Start of Information supplied

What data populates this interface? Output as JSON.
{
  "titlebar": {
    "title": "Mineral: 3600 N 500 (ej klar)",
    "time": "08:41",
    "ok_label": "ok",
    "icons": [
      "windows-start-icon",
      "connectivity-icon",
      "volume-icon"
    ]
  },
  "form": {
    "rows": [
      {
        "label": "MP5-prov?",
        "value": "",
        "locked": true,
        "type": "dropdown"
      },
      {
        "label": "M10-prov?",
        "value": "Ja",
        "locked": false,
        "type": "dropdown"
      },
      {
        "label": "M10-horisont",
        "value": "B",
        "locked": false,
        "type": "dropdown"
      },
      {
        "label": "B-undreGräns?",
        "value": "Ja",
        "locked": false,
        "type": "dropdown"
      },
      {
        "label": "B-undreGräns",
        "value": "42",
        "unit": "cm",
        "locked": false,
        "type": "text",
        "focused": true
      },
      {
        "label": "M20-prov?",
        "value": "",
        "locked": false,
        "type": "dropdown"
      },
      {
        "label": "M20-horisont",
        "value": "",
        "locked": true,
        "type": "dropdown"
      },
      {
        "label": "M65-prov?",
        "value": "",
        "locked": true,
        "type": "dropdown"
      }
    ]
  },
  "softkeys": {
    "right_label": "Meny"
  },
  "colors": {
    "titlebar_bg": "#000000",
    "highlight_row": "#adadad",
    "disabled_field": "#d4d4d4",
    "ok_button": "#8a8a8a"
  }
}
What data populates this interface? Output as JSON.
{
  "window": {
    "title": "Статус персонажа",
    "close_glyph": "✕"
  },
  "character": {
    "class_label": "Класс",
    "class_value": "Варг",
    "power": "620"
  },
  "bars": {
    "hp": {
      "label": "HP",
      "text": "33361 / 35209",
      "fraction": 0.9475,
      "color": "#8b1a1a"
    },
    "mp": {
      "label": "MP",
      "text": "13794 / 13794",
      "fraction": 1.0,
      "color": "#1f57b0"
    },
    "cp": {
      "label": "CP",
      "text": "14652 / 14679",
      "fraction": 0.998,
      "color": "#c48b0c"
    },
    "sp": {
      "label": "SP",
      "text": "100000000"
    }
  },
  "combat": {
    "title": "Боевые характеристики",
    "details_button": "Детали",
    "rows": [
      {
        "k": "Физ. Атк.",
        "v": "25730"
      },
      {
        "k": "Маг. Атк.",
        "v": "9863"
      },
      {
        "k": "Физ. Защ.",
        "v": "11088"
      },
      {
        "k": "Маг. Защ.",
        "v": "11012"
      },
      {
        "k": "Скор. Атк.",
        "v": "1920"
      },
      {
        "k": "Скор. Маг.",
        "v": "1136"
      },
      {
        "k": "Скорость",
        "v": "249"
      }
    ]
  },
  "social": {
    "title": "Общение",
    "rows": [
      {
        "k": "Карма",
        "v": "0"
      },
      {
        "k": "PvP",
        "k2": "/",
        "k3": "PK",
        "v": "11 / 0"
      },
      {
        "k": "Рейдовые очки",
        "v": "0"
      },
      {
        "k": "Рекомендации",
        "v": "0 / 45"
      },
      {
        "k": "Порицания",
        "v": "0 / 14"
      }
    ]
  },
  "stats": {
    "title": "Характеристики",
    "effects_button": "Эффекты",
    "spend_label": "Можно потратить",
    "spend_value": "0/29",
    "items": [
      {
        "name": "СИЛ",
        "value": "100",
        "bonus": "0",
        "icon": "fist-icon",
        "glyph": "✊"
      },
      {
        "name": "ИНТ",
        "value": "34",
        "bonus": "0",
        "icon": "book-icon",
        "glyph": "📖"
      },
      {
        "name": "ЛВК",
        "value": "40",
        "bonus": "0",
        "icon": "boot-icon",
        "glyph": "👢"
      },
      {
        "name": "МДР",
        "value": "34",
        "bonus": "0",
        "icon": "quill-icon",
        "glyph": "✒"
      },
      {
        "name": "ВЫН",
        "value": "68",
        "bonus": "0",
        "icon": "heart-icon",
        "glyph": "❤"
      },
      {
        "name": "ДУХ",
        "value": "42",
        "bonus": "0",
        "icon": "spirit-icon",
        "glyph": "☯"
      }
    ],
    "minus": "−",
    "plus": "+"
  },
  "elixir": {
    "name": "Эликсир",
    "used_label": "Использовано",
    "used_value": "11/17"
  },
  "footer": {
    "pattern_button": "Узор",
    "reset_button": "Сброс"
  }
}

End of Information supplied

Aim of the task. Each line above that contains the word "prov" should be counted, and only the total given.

Solution to the problem. 4